While primary care providers and HIV-providers have been engaged in these conversations, perspectives of mental health professionals in community mental health settings are absent from the discussion of prescribing PrEP in the literature. HIV prevention is important to the field of psychiatry considering the high burden of HIV among populations with serious mental illness treated in community mental health settings.  

Successful initiation of PrEP requires that providers counsel patients about HIV risk behaviors and on an individual's ability to take the medication as prescribed. Although data do not currently exist about PrEP adherence among people with serious mental illness, research has shown that individuals with HIV who were in psychiatric care had better adherence to antiretroviral therapy compared with individuals with HIV who were not in psychiatric care. 

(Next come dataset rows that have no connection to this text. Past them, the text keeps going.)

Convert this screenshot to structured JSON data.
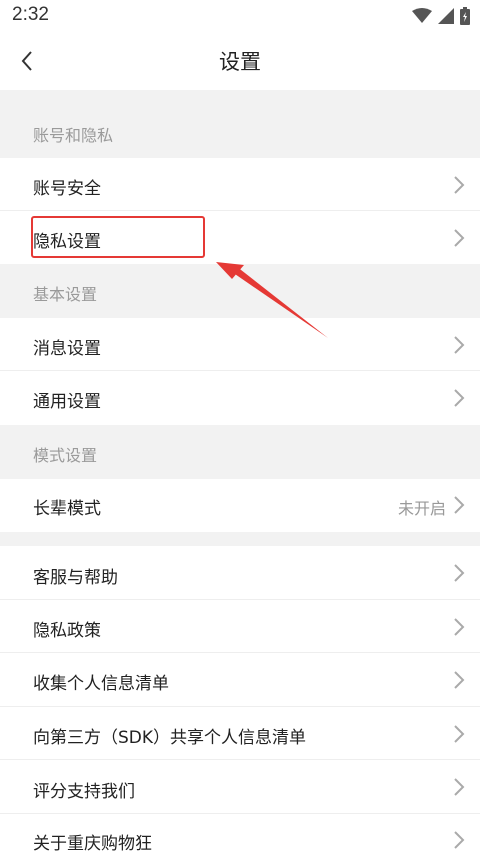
{
  "status_bar": {
    "time": "2:32",
    "icons": [
      "wifi-icon",
      "signal-icon",
      "battery-icon"
    ]
  },
  "nav": {
    "title": "设置",
    "back_icon": "chevron-left-icon"
  },
  "sections": [
    {
      "header": "账号和隐私",
      "items": [
        {
          "label": "账号安全"
        },
        {
          "label": "隐私设置"
        }
      ]
    },
    {
      "header": "基本设置",
      "items": [
        {
          "label": "消息设置"
        },
        {
          "label": "通用设置"
        }
      ]
    },
    {
      "header": "模式设置",
      "items": [
        {
          "label": "长辈模式",
          "value": "未开启"
        }
      ]
    }
  ],
  "more_items": [
    {
      "label": "客服与帮助"
    },
    {
      "label": "隐私政策"
    },
    {
      "label": "收集个人信息清单"
    },
    {
      "label": "向第三方（SDK）共享个人信息清单"
    },
    {
      "label": "评分支持我们"
    },
    {
      "label": "关于重庆购物狂"
    }
  ],
  "colors": {
    "accent_annotation": "#e53935",
    "section_background": "#f2f2f2",
    "text_primary": "#222222",
    "text_secondary": "#999999"
  }
}
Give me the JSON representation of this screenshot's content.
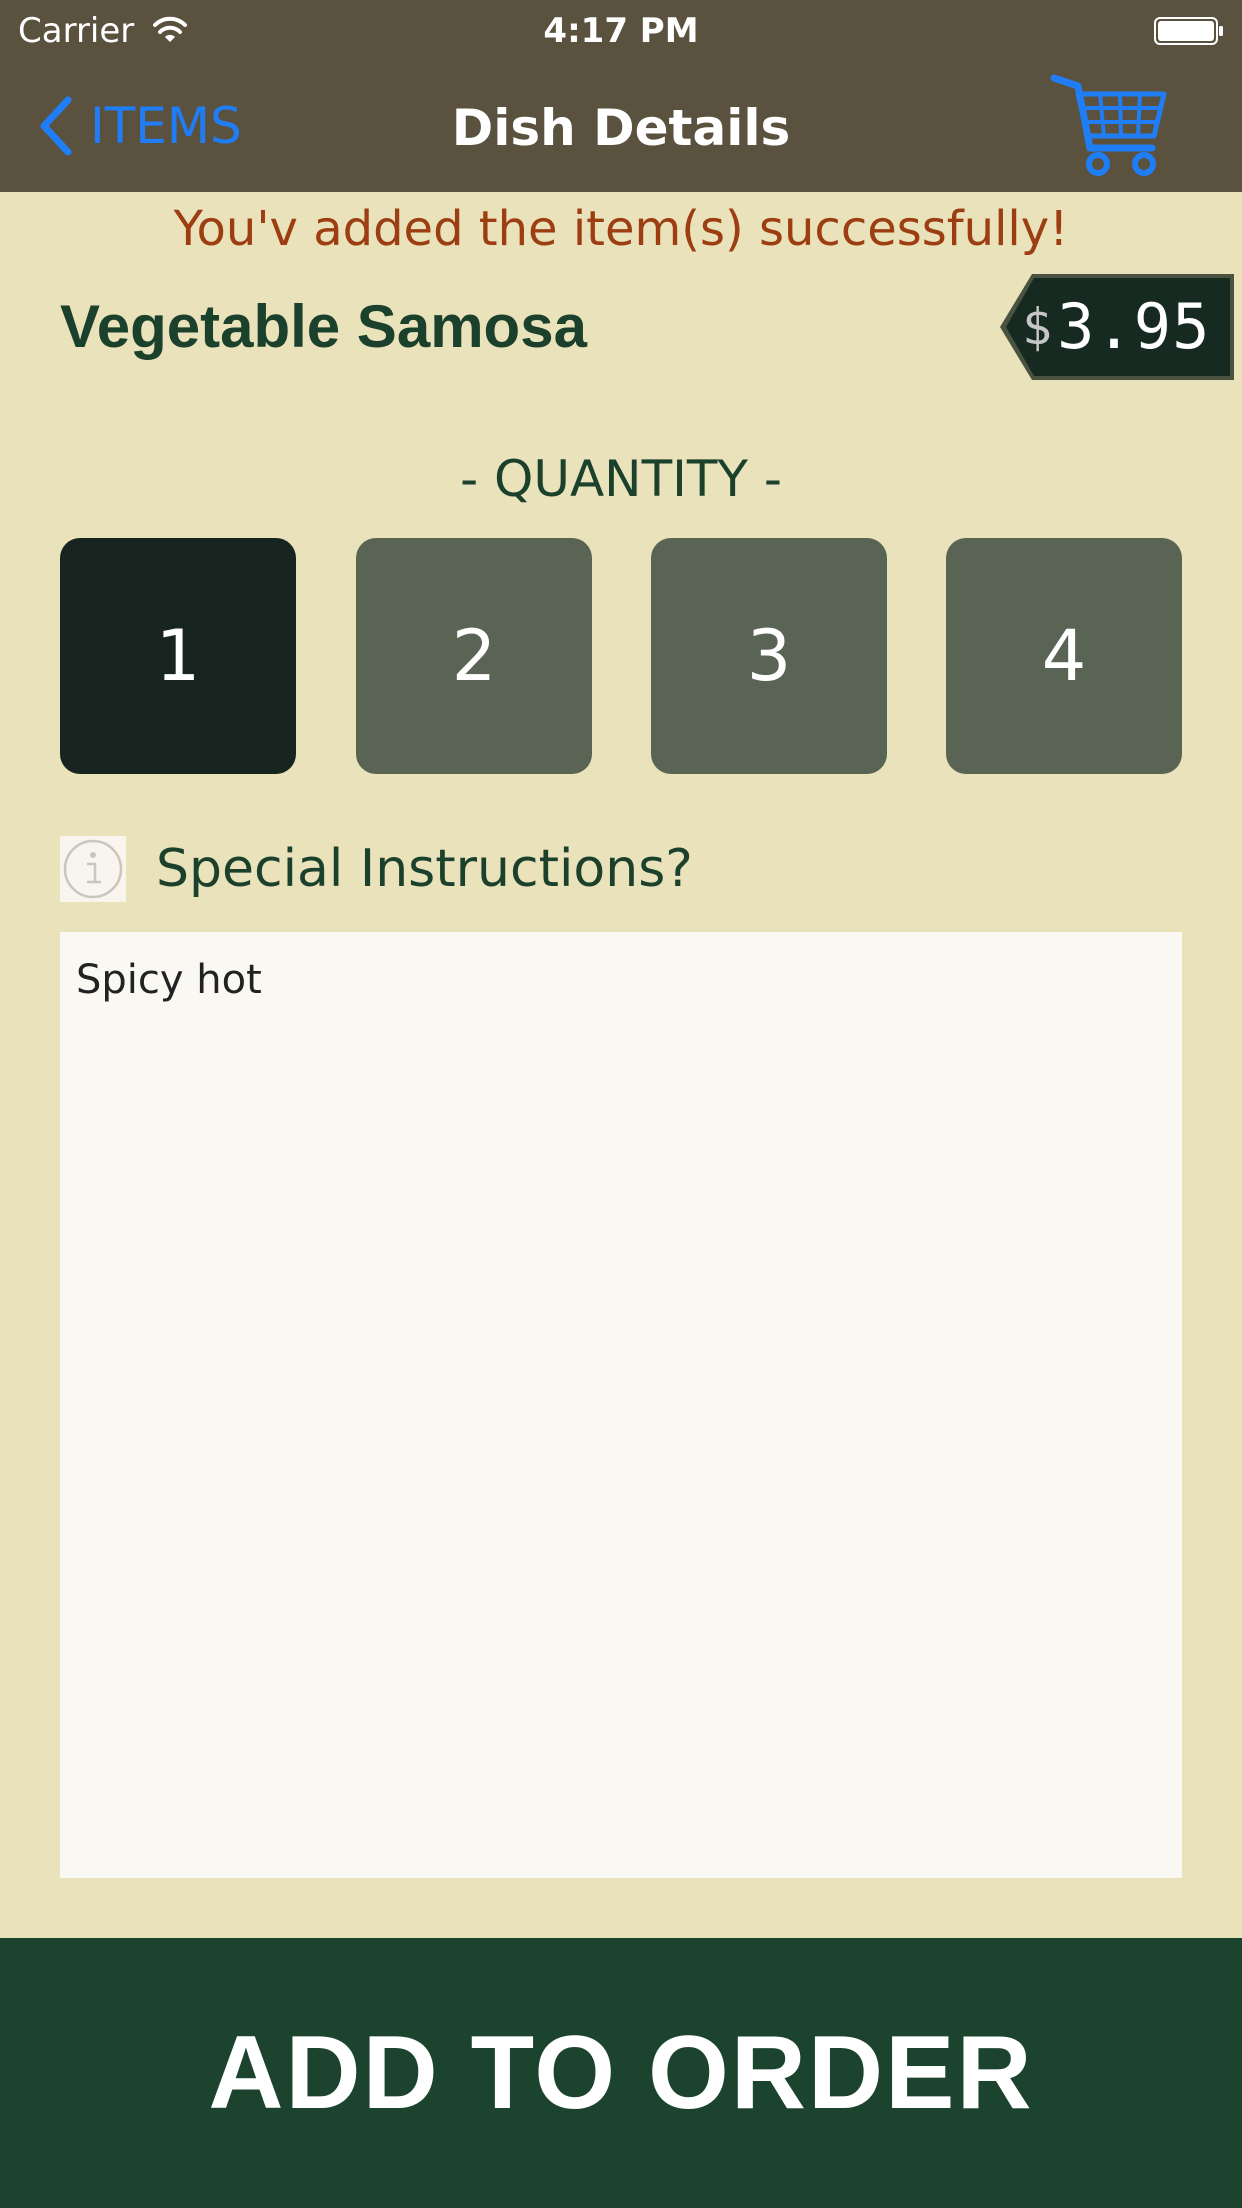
{
  "status_bar": {
    "carrier": "Carrier",
    "time": "4:17 PM",
    "icons": [
      "wifi-icon",
      "battery-icon"
    ]
  },
  "nav": {
    "back_label": "ITEMS",
    "title": "Dish Details",
    "cart_icon": "cart-icon",
    "accent_color": "#1f7df5"
  },
  "success_message": "You'v added the item(s) successfully!",
  "dish": {
    "name": "Vegetable Samosa",
    "currency": "$",
    "price": "3.95"
  },
  "quantity": {
    "label": "- QUANTITY -",
    "options": [
      "1",
      "2",
      "3",
      "4"
    ],
    "selected": "1"
  },
  "instructions": {
    "label": "Special Instructions?",
    "value": "Spicy hot"
  },
  "add_button_label": "ADD TO ORDER",
  "colors": {
    "bar": "#5a523f",
    "background": "#e9e2ba",
    "primary_green": "#1c432d",
    "message": "#9c3d12",
    "quantity_selected": "#17241f",
    "quantity_default": "#5a6454"
  }
}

Community mental health providers already deliver holistic care that takes into account patients' sexual behaviors and drug use so these settings are therefore ideal to identify PrEP candidates. Providers in these settings take detailed psychosocial histories and are well versed in providing care for substance use disorders, including leveraging harm reduction strategies. In addition, multiple opportunities exist for intervention, given that people with serious mental illness typically access community mental health settings more often than they access primary care settings

The researchers detailed potential barriers including the potential for mental health providers’ attitudes toward PrEP which may share concerns that have been expressed by other providers regarding adherence and risk compensation, as well as the potential that psychiatrists may feel they need more training to prescribe non-psychotropic agents.  With other providers, in response to these concerns, public health detailing—a process by which academic researchers and public health professionals educate providers about PrEP and provide helpful, evidence-based tools to encourage prescribing—has become an important method of improving knowledge of PrEP among providers.

Much like the need for studies evaluating PrEP attitudes and knowledge among mental health providers, research assessing similar constructs among people with serious mental illness is needed. As people with serious mental illness are the key stakeholders in this discussion, their awareness of and interest in PrEP use should be taken into consideration, along with their preferences for PrEP delivery models.

A major structural barrier is whether HIV counselling and preventive services can be reimbursed in specialty mental health settings. If they cannot be reimbursed, these fees might be shifted onto patients with serious mental illness. Additionally, in the USA, the cost of PrEP is variable and can be prohibitive for patients without insurance coverage and who are unaware of industry and federal assistance.

As different models are created to encourage PrEP use in community mental health clinics, high-quality implementation research studies should be done to assess efficacy and effectiveness, and help to clarify the best ways forward. It is important to remember that HIV care and treatment advocacy has led the way in promoting health care as a form of social justice, one in which no individual is neglected.

Christina Mangurian, MD

Dr. Mangurian is affiliated faculty at the Philip R. Lee Institute for Health Policy Studies, a Professor of Clinical Psychiatry at UCSF School of Medicine and the UCSF Department of Psychiatry's Vice Chair for Diversity and Health Equity. Dr. Mangurian founded and directs the UCSF Program of Research on Mental health Integration among Underserved and Minority populations (PReMIUM) which is based at the Center for Vulnerable Populations. She is a community psychiatrist whose NIH-funded research program focuses on improving diabetes screening and HIV care of people with severe mental illness (e.g., schizophrenia, bipolar disorder), particularly among underserved minority populations.



The case for prescribing PrEP in community mental health settings
Sudler A, Cournos F, Arnold E, Koester K, Riano NS, Dilley J, Liu A, Mangurian C.Lancet HIV. 2021 Apr;8(4):e23